Objective: The aim of this study was to examine loss to follow-up on the usage of diagnostic or intervention services for South Carolina infants screened or diagnosed with hearing loss and the risk factors associated with loss to follow up.

Design: A cross sectional analysis of data from South Carolina was used to examine loss to follow-up on the use of audiologic evaluation services after initial newborn hearing screening and receipt of intervention services after confirmation of hearing loss.

Results: Three percent (3.1%) of all children screened in the state of South Carolina did not pass their newborn hearing screening test in 2013 with less than half (49.1%) of those children not reported to have used audiologic diagnostic services within one month of their initial screening test. Factors significant with receipt of services include birth weight, mother’s education, insurance type, and rurality. The degree of hearing loss was a significant determinant of receiving intervention at some point in time.

Conclusions: The highest risk children are “lost follow-up” for both the initial diagnostic services and follow-up intervention services in South Carolina.
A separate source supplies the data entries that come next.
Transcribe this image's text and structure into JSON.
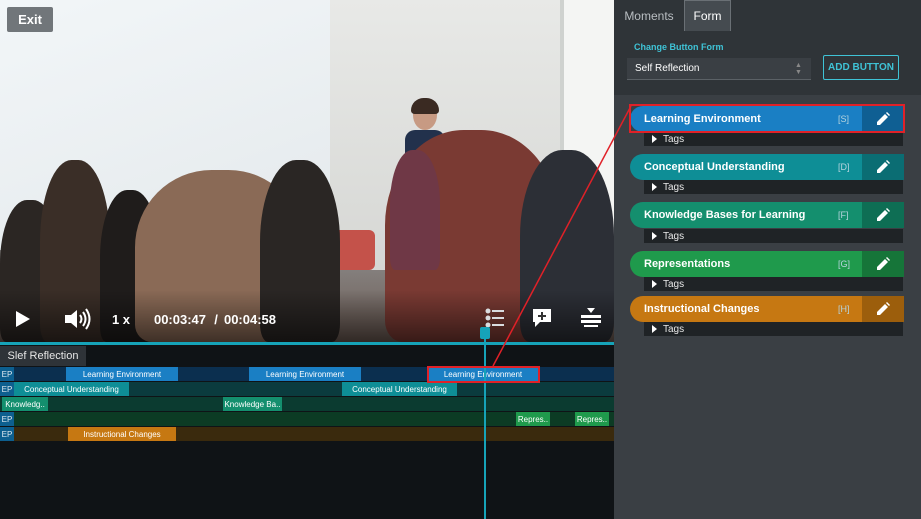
{
  "player": {
    "exit_label": "Exit",
    "speed": "1 x",
    "current_time": "00:03:47",
    "separator": "/",
    "total_time": "00:04:58"
  },
  "timeline": {
    "tab_label": "Slef Reflection",
    "ep_label": "EP",
    "segments": [
      {
        "row": 0,
        "label": "Learning Environment",
        "color": "#1a7fc4"
      },
      {
        "row": 0,
        "label": "Learning Environment",
        "color": "#1a7fc4"
      },
      {
        "row": 0,
        "label": "Learning Environment",
        "color": "#1a7fc4"
      },
      {
        "row": 1,
        "label": "Conceptual Understanding",
        "color": "#0e8e96"
      },
      {
        "row": 1,
        "label": "Conceptual Understanding",
        "color": "#0e8e96"
      },
      {
        "row": 2,
        "label": "Knowledg..",
        "color": "#148f6e"
      },
      {
        "row": 2,
        "label": "Knowledge Ba..",
        "color": "#148f6e"
      },
      {
        "row": 3,
        "label": "Repres..",
        "color": "#1f9a4c"
      },
      {
        "row": 3,
        "label": "Repres..",
        "color": "#1f9a4c"
      },
      {
        "row": 4,
        "label": "Instructional Changes",
        "color": "#c67812"
      }
    ]
  },
  "panel": {
    "tabs": [
      {
        "label": "Moments"
      },
      {
        "label": "Form"
      }
    ],
    "change_form_label": "Change Button Form",
    "form_select_value": "Self Reflection",
    "add_button_label": "ADD BUTTON",
    "tags_label": "Tags",
    "categories": [
      {
        "label": "Learning Environment",
        "key": "[S]",
        "color": "#1a7fc4",
        "edit_bg": "#0f5f93"
      },
      {
        "label": "Conceptual Understanding",
        "key": "[D]",
        "color": "#0e8e96",
        "edit_bg": "#0b6d73"
      },
      {
        "label": "Knowledge Bases for Learning",
        "key": "[F]",
        "color": "#148f6e",
        "edit_bg": "#0e6e54"
      },
      {
        "label": "Representations",
        "key": "[G]",
        "color": "#1f9a4c",
        "edit_bg": "#167539"
      },
      {
        "label": "Instructional Changes",
        "key": "[H]",
        "color": "#c67812",
        "edit_bg": "#9c5e0c"
      }
    ]
  },
  "colors": {
    "accent": "#16a3b8",
    "highlight": "#e02128"
  }
}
Interventions targeted at specific groups are needed to improve the delivery of hearing services and prevent a public health shortfall.